WASHINGTON (AP) -
Sen. Dick Durbin (D-Ill., left) and Senate Minority Leader Chuck Schumer (D-N.Y.) walk together outside the chamber during debate in the Senate on immigration, at the Capitol in Washington. (AP Photo/J. Scott Applewhite)

The Senate rejected both a bipartisan immigration plan and a more restrictive proposal by President Donald Trump on Thursday, suggesting the latest election-year debate on an issue that fires up both parties’ voters will produce a familiar outcome: stalemate.

Facing a White House veto threat and opposition from the Senate’s GOP leaders, the chamber derailed a plan by bipartisan senators that would have helped 1.8 million young immigrant “Dreamers” achieve citizenship. It also would have doled out $25 billion for Trump’s coveted wall with Mexico and for other border security measures, but it didn’t go as far as Trump wanted in curbing legal immigration.

It lost 54-45, six short of the 60 votes that were needed for passage. That scuttled what had seemed the likeliest chance for sweeping immigration legislation to make it through the Senate this year.

Trump’s own plan fared even worse as 60 senators voted no and just 39 voted for it — 21 shy of the 60 needed. The embarrassing outcome for the president underscored the feelings of Republicans concerned about election damage in swing states with high numbers of Hispanic voters.

Top Democrats had held out faint hopes that the bipartisan package would prevail, or at least force Trump to negotiate further. But he proved unwilling to fold on his demands for a tougher bill, reflecting the hard-line immigration stance that was a cornerstone of his 2016 presidential run.

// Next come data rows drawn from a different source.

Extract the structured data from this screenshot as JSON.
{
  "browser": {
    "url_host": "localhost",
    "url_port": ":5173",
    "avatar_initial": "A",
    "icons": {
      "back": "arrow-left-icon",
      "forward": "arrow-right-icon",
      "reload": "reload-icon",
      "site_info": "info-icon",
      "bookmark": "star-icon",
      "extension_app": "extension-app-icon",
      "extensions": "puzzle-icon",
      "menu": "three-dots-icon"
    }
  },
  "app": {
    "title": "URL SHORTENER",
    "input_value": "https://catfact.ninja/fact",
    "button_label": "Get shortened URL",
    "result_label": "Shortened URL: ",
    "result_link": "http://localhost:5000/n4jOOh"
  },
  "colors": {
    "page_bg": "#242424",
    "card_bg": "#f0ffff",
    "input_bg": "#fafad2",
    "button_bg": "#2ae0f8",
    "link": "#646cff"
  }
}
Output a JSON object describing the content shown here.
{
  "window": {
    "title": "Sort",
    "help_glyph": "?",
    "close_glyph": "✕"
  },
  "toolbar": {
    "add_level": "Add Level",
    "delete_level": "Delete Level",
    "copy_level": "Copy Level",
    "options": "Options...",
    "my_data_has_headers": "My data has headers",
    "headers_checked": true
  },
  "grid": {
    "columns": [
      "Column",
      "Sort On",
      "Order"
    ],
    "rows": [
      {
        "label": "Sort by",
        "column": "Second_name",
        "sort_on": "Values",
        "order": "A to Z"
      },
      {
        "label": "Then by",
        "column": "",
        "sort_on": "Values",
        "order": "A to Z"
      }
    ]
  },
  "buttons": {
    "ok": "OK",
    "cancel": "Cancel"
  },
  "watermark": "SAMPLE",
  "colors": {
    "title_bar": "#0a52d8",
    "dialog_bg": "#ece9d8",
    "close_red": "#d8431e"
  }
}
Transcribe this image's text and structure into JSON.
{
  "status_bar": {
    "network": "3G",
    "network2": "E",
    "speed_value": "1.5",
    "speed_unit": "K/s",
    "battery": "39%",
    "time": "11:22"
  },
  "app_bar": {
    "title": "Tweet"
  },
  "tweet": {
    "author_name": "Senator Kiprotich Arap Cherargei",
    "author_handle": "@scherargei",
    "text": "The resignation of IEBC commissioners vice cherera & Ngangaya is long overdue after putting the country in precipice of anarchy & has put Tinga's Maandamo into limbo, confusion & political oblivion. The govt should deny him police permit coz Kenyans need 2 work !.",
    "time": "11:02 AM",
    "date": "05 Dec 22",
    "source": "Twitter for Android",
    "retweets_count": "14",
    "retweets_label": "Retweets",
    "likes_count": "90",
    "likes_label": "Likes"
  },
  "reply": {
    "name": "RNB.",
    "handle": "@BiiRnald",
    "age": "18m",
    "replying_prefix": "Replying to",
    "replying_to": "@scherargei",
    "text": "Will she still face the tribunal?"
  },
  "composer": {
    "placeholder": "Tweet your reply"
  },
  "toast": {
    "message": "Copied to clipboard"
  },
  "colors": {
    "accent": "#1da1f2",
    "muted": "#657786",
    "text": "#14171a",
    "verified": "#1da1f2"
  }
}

In a written statement earlier Thursday, the White House labeled the bipartisan proposal “dangerous policy that will harm the nation.” It singled out a provision that directed the government to prioritize enforcement efforts against immigrants who arrive illegally beginning in July. Trump and GOP leaders said he’d already shown flexibility by offering a 10- to 12-year path to citizenship for so many Dreamers, a key demand for Democrats and some Republicans.

Minutes later, the chamber voted against Trump’s proposal. Besides helping Dreamers achieve citizenship, the president’s measure would have provided wall funding in one burst, rather than doling it out over 10 years as the bipartisan plan proposed.

“Dreamers” are immigrants brought to the U.S. illegally as children who risk deportation because they lack permanent authorization to stay.

Trump annulled the Deferred Action for Childhood Arrivals program, or DACA, that President Barack Obama created that’s protected the Dreamers. He’s given Congress until March 5 to restore the program, though federal courts have blocked him temporarily from dismantling it.